INPUT MATERIAL section start
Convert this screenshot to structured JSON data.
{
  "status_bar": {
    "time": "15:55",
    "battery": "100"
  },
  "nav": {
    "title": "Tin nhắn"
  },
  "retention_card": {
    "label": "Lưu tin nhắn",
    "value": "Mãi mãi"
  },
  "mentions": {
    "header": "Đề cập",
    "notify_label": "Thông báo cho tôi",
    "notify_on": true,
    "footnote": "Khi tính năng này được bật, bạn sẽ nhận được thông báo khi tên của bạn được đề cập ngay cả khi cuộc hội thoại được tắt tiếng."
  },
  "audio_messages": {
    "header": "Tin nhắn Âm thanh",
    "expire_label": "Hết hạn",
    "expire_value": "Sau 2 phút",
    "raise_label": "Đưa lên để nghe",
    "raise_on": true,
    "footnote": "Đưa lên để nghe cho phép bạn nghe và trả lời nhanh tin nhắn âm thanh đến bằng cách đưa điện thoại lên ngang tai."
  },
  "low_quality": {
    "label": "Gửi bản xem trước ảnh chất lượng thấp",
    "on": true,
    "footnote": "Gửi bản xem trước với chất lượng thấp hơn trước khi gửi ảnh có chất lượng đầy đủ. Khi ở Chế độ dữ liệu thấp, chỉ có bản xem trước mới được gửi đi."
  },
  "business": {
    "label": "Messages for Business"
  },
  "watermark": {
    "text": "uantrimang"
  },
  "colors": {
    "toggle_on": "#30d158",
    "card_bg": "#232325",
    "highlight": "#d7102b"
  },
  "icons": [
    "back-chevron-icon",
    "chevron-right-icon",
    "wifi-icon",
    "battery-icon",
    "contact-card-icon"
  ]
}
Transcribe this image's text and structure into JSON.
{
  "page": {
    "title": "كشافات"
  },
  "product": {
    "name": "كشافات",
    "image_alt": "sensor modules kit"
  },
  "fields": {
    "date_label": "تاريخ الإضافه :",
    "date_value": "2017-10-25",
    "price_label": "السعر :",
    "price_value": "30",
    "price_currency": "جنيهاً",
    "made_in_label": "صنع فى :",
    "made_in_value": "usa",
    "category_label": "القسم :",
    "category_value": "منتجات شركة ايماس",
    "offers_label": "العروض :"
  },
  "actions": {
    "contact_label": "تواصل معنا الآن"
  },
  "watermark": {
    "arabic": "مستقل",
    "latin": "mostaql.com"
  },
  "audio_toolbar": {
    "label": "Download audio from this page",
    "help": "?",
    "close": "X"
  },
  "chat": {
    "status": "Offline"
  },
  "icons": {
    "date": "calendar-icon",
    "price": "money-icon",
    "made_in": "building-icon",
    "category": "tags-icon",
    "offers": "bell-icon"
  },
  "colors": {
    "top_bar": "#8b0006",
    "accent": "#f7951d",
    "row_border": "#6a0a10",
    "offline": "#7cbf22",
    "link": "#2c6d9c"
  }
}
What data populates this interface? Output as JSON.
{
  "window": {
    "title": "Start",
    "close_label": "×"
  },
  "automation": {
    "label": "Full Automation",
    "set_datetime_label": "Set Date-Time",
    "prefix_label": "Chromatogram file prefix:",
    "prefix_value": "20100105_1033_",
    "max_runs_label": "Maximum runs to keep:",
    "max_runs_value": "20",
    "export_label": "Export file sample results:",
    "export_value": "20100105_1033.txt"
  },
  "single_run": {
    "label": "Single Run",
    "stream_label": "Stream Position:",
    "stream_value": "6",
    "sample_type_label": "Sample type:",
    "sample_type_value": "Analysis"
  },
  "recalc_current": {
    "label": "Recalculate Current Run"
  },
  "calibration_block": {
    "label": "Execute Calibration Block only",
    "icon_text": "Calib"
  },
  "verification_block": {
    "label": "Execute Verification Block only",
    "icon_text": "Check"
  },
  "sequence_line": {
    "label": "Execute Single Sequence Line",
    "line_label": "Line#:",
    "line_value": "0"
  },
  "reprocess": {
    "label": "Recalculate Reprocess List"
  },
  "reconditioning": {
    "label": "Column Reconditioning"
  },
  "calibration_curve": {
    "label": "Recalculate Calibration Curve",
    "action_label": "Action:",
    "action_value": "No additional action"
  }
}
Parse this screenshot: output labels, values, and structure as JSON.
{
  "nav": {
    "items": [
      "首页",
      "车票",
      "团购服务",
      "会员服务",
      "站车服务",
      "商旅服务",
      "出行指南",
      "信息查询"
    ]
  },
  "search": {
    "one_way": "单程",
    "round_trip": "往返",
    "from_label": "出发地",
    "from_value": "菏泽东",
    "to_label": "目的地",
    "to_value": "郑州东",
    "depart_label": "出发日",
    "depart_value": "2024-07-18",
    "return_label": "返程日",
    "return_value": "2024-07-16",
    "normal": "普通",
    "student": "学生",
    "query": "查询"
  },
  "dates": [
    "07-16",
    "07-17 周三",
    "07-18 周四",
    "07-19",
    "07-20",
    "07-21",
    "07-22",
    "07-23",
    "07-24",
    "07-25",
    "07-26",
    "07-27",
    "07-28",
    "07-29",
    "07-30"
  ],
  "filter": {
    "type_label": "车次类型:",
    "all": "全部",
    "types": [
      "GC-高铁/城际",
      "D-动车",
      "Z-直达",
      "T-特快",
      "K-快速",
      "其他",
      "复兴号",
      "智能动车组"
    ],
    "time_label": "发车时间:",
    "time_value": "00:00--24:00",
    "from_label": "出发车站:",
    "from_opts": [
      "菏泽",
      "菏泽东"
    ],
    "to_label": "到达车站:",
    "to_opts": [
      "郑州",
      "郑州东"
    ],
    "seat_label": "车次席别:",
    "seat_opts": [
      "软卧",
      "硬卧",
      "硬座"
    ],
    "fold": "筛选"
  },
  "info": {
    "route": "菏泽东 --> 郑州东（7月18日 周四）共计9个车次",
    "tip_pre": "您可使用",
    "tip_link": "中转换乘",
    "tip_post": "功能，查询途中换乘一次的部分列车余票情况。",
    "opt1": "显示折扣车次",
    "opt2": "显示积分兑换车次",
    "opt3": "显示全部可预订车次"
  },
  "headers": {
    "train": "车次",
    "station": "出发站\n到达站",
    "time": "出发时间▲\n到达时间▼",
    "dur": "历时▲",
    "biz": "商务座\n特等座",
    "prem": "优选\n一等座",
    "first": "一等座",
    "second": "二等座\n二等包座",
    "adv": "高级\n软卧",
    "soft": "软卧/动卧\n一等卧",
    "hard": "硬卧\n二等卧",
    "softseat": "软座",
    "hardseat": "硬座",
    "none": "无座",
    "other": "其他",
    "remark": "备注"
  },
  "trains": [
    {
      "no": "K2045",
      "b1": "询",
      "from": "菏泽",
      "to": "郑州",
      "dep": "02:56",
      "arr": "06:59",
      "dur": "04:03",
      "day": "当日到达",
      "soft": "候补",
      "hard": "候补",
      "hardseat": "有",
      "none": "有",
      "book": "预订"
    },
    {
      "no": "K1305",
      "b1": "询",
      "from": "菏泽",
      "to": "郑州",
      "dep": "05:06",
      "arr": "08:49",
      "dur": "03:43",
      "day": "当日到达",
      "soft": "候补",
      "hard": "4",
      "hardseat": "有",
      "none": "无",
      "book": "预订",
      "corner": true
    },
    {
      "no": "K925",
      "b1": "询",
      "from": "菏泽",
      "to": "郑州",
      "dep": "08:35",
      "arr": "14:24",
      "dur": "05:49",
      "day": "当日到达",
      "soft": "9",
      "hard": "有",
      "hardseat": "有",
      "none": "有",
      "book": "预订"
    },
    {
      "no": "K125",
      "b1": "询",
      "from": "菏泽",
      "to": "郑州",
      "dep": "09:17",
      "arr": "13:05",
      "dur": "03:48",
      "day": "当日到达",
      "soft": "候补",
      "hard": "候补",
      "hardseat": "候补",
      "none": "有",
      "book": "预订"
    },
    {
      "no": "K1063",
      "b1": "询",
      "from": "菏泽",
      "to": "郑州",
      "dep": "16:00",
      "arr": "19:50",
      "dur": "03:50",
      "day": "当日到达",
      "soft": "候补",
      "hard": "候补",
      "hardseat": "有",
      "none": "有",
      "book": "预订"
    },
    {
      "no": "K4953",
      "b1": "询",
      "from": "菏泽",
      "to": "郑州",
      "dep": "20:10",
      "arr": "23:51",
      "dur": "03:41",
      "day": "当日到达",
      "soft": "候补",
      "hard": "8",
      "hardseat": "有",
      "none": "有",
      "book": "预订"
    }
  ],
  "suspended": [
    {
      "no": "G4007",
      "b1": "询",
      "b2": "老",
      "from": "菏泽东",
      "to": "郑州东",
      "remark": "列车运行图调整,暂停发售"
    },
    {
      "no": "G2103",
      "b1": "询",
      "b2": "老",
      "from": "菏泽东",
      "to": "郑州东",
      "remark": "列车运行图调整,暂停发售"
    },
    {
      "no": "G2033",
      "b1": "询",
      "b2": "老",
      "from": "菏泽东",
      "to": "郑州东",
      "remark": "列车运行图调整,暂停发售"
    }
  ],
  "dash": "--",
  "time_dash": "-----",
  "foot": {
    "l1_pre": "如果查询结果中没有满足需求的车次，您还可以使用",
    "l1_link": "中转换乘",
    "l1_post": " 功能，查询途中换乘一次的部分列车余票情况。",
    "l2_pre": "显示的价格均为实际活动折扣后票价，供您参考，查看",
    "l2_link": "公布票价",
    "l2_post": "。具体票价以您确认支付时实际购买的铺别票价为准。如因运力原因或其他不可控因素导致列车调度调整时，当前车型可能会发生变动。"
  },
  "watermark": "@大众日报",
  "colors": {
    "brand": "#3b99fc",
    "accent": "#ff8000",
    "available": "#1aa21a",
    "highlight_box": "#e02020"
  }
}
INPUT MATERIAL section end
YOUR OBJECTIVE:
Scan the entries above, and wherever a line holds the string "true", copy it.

ANSWER TO THIS PROBLEM:
    "notify_on": true,
    "raise_on": true,
    "on": true,
      "corner": true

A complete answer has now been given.